This past week has been a busy one for Kansas State head coach Bruce Weber and his staff, with two Class of 2015 prospects verbally committing to join the program next season. Four days after guard Barry Brown made his decision to become a Wildcat, 6-foot-9 forward Dean Wade followed suit. Wade’s a native of St. John, Kansas, and his verbal pledge makes him the first in-state product to commit to Kansas State during Weber’s tenure.
News of Wade’s commitment was first reported by Brett Regan of Rivals.com.
As a junior Wade averaged 21.9 points, eight rebounds and 3.7 blocks per game on a team that went 26-0 and won a Kansas Class 2A state title. His playing during the spring and summer that led to added interest from mid- and high-major programs, and in the end Dean picked Kansas State over schools such as Creighton, Iowa, Vanderbilt and Wichita State. Rivals.com currently has Wade ranked 107th in the Class of 2015.
Dean, who also had praise for the Kansas State coaches and fan base, told Kellis Robinett of the Wichita Eagle that the closeness of the team was one reason why he made the decision to commit to the Big 12 program.
“Everything about Kansas State excites me,” Wade said. “The team is really family oriented. They are always around each other, always having fun. Then they go play basketball and they are serious. It’s just a really good group to be around.”
Kansas State will lose two forwards at the end of the 2014-15 season, as both Nino Williams and Thomas Gipson are seniors. Among the front court players who will return in 2015 are sophomores Wesley Iwundu and Brandon Bolden, and freshman Malek Harris. In total Kansas State has three 2015 verbal commitments, with Brown and Wade joining Eric Cobb in the Wildcats’ recruiting haul.
When it comes to discussing some of the game of basketball’s best players, specifically those who went directly from high school to the NBA, a question that’s often asked is where said player would have attended college if forced (by rule) to do so. Kevin Garnett, Kobe Bryant and LeBron James are among those who have been discussed in this manner, and in the case of LeBron he’s got connections to two programs within his home state of Ohio.

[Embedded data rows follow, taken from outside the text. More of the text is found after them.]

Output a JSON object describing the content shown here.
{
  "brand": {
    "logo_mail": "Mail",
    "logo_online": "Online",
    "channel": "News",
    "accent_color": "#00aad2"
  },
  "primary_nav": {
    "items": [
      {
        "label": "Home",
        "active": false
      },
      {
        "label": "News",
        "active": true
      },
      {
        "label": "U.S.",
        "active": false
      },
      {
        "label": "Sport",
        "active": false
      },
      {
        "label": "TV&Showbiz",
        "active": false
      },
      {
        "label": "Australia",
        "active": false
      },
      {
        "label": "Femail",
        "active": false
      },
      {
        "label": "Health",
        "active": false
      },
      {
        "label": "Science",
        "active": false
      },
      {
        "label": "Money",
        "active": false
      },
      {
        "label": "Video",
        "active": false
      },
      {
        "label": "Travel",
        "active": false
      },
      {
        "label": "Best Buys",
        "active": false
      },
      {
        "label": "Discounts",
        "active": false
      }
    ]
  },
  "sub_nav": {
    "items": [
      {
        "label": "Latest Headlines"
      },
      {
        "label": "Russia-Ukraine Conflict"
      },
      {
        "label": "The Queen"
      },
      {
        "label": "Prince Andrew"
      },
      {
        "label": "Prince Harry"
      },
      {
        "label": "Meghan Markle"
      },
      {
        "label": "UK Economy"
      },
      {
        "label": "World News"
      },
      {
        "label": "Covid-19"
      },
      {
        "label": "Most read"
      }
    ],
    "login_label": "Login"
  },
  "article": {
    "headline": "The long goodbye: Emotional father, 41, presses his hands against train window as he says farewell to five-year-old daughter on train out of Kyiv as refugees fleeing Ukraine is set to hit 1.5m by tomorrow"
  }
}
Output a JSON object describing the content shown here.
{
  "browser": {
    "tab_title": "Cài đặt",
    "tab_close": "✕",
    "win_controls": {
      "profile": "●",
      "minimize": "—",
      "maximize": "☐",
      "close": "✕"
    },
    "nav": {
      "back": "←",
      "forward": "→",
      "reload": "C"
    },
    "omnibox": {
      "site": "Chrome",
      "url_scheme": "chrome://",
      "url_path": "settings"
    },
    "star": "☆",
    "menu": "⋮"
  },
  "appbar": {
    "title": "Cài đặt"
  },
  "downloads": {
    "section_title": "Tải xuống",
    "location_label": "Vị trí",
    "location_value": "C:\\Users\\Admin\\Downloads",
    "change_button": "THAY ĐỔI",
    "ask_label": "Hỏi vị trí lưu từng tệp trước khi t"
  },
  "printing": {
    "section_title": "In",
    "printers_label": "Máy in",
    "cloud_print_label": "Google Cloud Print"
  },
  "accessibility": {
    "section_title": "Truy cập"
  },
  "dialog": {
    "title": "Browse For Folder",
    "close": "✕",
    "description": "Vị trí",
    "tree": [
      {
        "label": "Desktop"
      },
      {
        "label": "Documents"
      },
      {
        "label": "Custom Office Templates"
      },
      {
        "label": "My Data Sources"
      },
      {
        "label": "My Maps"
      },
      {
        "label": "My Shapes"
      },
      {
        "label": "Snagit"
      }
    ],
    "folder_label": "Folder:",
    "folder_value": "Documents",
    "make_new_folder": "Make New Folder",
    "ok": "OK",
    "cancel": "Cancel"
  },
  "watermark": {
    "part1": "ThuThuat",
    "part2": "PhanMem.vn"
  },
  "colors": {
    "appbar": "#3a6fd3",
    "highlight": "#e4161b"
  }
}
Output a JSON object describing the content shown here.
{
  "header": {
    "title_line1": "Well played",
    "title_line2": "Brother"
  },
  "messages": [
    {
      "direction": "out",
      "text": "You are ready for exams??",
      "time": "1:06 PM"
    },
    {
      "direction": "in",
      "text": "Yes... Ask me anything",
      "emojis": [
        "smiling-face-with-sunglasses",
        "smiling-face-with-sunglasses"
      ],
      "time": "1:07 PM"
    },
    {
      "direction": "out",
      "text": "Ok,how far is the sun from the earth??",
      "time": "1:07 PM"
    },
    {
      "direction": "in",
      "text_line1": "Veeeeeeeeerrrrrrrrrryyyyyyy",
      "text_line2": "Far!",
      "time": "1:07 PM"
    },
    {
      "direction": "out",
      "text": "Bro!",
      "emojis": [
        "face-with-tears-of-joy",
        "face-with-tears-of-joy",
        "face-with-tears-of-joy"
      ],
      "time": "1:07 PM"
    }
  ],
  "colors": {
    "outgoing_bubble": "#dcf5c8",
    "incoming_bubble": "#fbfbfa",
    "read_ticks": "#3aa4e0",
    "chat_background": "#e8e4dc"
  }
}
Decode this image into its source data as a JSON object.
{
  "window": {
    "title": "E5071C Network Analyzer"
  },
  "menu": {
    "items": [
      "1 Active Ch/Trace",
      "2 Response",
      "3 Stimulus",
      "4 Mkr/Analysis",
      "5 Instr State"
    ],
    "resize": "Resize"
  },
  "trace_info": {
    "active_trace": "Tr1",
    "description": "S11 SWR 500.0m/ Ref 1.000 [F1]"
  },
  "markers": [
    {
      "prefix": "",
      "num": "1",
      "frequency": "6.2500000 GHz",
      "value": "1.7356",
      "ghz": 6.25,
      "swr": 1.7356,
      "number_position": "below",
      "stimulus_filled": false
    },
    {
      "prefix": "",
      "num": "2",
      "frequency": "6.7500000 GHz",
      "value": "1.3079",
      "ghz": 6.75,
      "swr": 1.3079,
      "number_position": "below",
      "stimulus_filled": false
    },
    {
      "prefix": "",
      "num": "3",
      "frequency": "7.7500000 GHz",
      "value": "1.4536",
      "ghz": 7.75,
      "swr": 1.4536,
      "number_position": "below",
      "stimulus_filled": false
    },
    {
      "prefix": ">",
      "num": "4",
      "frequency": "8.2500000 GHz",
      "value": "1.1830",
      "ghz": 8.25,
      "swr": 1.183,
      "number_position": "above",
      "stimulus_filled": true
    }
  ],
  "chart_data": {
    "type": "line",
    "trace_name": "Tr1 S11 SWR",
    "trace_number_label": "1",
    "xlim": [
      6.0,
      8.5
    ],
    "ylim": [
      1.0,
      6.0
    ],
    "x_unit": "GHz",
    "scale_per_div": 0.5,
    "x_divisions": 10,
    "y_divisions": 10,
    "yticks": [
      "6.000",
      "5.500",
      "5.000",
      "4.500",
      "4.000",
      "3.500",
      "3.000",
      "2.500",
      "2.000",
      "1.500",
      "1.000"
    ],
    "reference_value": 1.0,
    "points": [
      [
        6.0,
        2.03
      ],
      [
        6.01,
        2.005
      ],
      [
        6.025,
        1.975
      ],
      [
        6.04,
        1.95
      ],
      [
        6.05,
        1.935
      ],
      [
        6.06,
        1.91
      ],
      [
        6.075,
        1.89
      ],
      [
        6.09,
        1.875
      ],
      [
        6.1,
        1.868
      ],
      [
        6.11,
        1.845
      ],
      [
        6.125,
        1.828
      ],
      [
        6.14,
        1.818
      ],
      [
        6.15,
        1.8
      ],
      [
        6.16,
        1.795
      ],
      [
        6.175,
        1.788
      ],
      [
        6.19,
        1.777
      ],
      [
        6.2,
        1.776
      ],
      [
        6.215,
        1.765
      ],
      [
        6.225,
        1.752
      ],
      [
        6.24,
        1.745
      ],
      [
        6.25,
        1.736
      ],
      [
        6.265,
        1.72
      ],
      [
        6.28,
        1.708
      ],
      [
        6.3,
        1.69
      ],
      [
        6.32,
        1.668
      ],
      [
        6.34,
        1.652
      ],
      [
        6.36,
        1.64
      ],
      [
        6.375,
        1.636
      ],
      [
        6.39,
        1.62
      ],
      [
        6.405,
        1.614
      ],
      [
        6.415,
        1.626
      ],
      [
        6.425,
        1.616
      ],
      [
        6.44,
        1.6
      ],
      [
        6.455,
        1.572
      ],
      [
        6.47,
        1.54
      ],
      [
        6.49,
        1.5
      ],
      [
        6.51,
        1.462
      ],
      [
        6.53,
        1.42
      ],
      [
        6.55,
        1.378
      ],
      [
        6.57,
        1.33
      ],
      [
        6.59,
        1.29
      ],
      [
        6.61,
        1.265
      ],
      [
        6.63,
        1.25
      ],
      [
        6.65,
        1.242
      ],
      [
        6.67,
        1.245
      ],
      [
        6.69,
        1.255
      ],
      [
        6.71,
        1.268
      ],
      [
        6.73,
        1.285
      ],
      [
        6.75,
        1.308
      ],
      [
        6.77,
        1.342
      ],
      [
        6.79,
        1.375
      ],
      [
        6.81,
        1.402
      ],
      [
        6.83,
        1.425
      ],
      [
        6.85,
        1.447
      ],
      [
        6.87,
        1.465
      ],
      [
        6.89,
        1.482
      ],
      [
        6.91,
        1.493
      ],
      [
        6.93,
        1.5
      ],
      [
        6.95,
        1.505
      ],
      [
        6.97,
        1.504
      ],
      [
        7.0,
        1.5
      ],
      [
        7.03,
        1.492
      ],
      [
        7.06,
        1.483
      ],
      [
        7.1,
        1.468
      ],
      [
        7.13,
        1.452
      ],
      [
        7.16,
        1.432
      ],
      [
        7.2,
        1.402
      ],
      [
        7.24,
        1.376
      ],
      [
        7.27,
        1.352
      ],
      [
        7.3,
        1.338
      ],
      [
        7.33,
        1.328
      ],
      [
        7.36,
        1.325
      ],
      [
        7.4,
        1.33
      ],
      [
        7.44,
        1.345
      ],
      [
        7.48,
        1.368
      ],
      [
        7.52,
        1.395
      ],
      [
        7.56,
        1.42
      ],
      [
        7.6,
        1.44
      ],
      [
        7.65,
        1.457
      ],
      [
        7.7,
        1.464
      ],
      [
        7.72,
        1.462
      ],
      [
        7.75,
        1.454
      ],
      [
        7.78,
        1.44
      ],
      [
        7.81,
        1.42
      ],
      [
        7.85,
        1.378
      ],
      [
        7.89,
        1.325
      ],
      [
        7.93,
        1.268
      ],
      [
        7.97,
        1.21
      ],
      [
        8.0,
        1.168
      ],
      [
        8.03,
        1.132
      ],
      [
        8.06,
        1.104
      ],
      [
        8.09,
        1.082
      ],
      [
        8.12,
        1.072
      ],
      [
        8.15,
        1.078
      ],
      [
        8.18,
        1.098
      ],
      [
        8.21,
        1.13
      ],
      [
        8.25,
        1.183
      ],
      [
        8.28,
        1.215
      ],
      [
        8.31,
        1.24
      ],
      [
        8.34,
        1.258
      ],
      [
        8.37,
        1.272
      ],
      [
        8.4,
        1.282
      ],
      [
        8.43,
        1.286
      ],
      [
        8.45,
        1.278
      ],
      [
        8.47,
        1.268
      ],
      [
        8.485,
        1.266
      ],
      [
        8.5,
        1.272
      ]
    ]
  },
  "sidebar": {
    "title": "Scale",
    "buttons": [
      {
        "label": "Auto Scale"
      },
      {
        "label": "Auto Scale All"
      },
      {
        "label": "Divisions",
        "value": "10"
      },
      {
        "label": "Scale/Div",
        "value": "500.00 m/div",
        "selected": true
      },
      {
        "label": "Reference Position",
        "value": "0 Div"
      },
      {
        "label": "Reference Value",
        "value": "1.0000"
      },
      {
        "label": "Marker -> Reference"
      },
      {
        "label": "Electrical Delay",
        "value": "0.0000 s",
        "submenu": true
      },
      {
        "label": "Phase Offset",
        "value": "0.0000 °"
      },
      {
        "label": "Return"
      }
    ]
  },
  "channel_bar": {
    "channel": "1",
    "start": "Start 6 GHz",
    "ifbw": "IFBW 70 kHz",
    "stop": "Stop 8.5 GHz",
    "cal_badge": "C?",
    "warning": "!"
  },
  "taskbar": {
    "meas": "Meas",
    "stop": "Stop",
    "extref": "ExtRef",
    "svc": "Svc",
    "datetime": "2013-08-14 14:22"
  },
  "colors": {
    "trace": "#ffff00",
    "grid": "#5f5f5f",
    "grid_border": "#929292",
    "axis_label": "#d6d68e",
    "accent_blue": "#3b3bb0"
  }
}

LeBron’s connected with the Ohio State program, which is outfitted by the Nike’s LeBron signature line, but there’s another program with an even closer connection. That would be Akron, which is led by head coach Keith Dambrot, and all he did was serve as LeBron’s high school coach at St. Vincent/St. Mary’s HS in Akron during the player’s freshman and sophomore years at the school. Also on those teams were two future Akron Zips in guard Dru Joyce and forward Romeo Travis.
Thursday the school announced that it would be honoring James, Joyce and Travis with bobble head dolls to be given out before Akron’s home games against Buffalo (February 16; Joyce’s bobble head), Bowling Green (February 26; Travis) and Ohio (March 1; James).
All three bobble head dolls are wearing Akron uniforms, which in the case of LeBron allows fans to think back and imagine what could have been. Season ticket holders guaranteed one bobble head per account (on each of the three giveaway days), with the first 750 fans in attendance to receive one as well.
The gang is back together again for another episode of the NBCSports.com College Basketball Talk Podcast, with Rob Dauster hosting and Raphielle Johnson and Scott Phillips joining him. Today’s episode touched on big wins picked up Thursday night by California and Indiana, discussing the performances of those teams and also touching on their prospects down the line.
Also discussed were the recent performances of Iowa State, Providence and Texas A&M (which are you more worried about?), and some of the top games on this weekend’s schedule headlined by Kansas visiting Oklahoma. And if you’re a fan of seafood, you may take umbrage with some of Rob’s comments at the beginning of the podcast.
As always, you can subscribe to the podcast on either iTunes or Stitcher, and there’s also a link to listen to this podcast below. Thanks for listening.